(DATA SHOWN)

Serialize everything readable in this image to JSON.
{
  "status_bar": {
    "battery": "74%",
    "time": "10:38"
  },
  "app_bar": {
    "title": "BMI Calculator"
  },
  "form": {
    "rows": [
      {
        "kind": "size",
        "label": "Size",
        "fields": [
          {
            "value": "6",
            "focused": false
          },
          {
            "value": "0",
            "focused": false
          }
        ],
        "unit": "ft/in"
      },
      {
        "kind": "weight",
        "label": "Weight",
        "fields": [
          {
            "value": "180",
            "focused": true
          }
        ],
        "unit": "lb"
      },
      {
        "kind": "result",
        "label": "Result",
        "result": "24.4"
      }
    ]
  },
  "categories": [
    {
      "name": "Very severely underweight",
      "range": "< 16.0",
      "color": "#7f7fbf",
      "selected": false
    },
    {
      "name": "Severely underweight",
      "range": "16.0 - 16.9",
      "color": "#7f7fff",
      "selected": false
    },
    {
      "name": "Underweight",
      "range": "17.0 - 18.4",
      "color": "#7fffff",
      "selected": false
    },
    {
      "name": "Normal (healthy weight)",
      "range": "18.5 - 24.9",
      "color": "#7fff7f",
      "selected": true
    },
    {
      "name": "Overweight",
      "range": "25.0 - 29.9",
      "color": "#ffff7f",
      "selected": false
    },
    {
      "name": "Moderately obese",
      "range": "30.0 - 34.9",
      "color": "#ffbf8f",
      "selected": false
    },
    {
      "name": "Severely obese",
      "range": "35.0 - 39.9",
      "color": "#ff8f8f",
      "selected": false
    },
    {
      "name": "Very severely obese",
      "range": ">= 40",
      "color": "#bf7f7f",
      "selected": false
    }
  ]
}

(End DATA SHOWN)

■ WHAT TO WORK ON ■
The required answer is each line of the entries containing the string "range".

■ ANSWER BOX ■
      "range": "< 16.0",
      "range": "16.0 - 16.9",
      "range": "17.0 - 18.4",
      "range": "18.5 - 24.9",
      "range": "25.0 - 29.9",
      "range": "30.0 - 34.9",
      "range": "35.0 - 39.9",
      "range": ">= 40",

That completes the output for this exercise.